Task brief:
Check the listing below for lines with the word "icon" and say how many there are, with nothing but the number.
:: Information ::
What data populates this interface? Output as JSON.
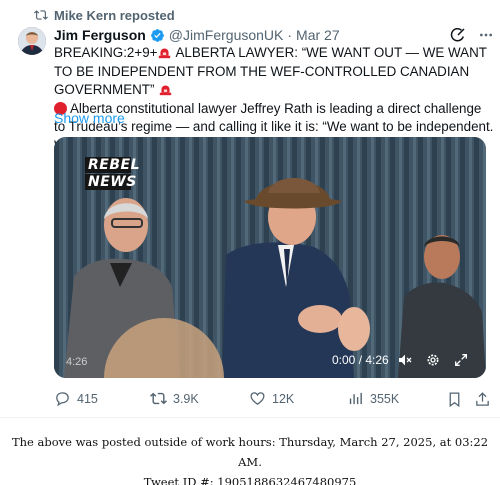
{
  "repost": {
    "icon": "repost-icon",
    "label": "Mike Kern reposted"
  },
  "author": {
    "avatar": "avatar",
    "name": "Jim Ferguson",
    "verified_icon": "verified-badge-icon",
    "handle": "@JimFergusonUK",
    "separator": "·",
    "date": "Mar 27"
  },
  "tweet": {
    "line1_a": "BREAKING:2+9+",
    "line1_b": " ALBERTA LAWYER: “WE WANT OUT — WE WANT TO BE INDEPENDENT FROM THE WEF-CONTROLLED CANADIAN GOVERNMENT” ",
    "line2": "Alberta constitutional lawyer Jeffrey Rath is leading a direct challenge to Trudeau’s regime — and calling it like it is: “We want to be independent. We",
    "show_more": "Show more"
  },
  "media": {
    "logo_line1": "REBEL",
    "logo_line2": "NEWS",
    "elapsed_overlay": "4:26",
    "time": "0:00 / 4:26"
  },
  "actions": {
    "replies": "415",
    "reposts": "3.9K",
    "likes": "12K",
    "views": "355K"
  },
  "footer": {
    "line1": "The above was posted outside of work hours: Thursday, March 27, 2025, at 03:22 AM.",
    "line2": "Tweet ID #: 1905188632467480975"
  },
  "colors": {
    "link": "#1d9bf0",
    "muted": "#536471",
    "verified": "#1d9bf0",
    "siren": "#e0212d"
  }
}
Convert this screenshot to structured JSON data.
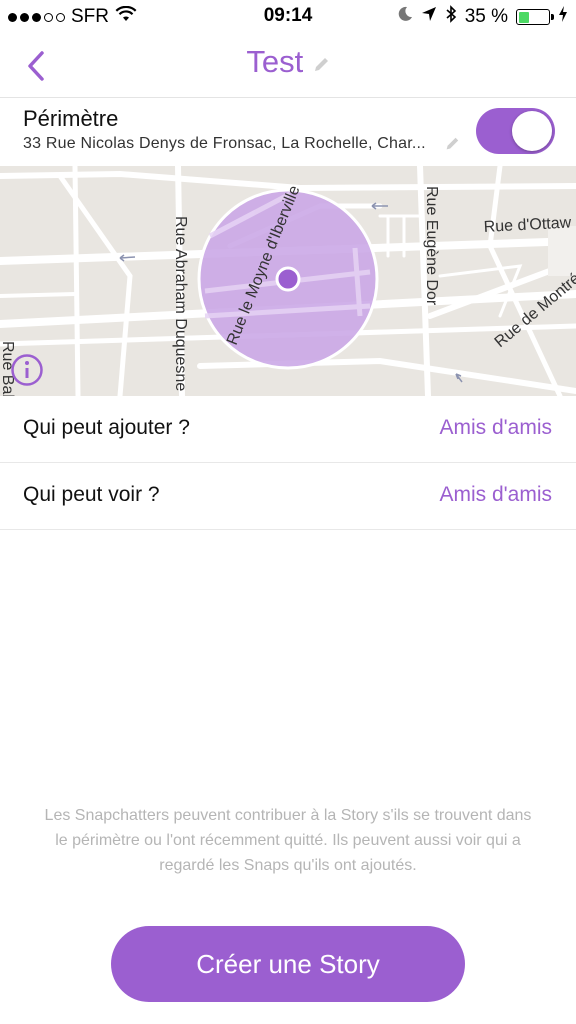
{
  "status_bar": {
    "carrier": "SFR",
    "time": "09:14",
    "battery_percent": "35 %",
    "battery_level": 0.35
  },
  "header": {
    "title": "Test"
  },
  "perimeter": {
    "label": "Périmètre",
    "address": "33 Rue Nicolas Denys de Fronsac, La Rochelle, Char...",
    "enabled": true
  },
  "map": {
    "streets": [
      "Rue le Moyne d'Iberville",
      "Rue Abraham Duquesne",
      "Rue Eugène Dor",
      "Rue d'Ottaw",
      "Rue de Montré",
      "Rue Bab"
    ]
  },
  "settings": [
    {
      "label": "Qui peut ajouter ?",
      "value": "Amis d'amis"
    },
    {
      "label": "Qui peut voir ?",
      "value": "Amis d'amis"
    }
  ],
  "info_text": "Les Snapchatters peuvent contribuer à la Story s'ils se trouvent dans le périmètre ou l'ont récemment quitté. Ils peuvent aussi voir qui a regardé les Snaps qu'ils ont ajoutés.",
  "cta_label": "Créer une Story",
  "colors": {
    "accent": "#9b5fd0",
    "map_background": "#e9e6e1",
    "radius_fill": "#c9a6e6"
  }
}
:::
Task answer:
2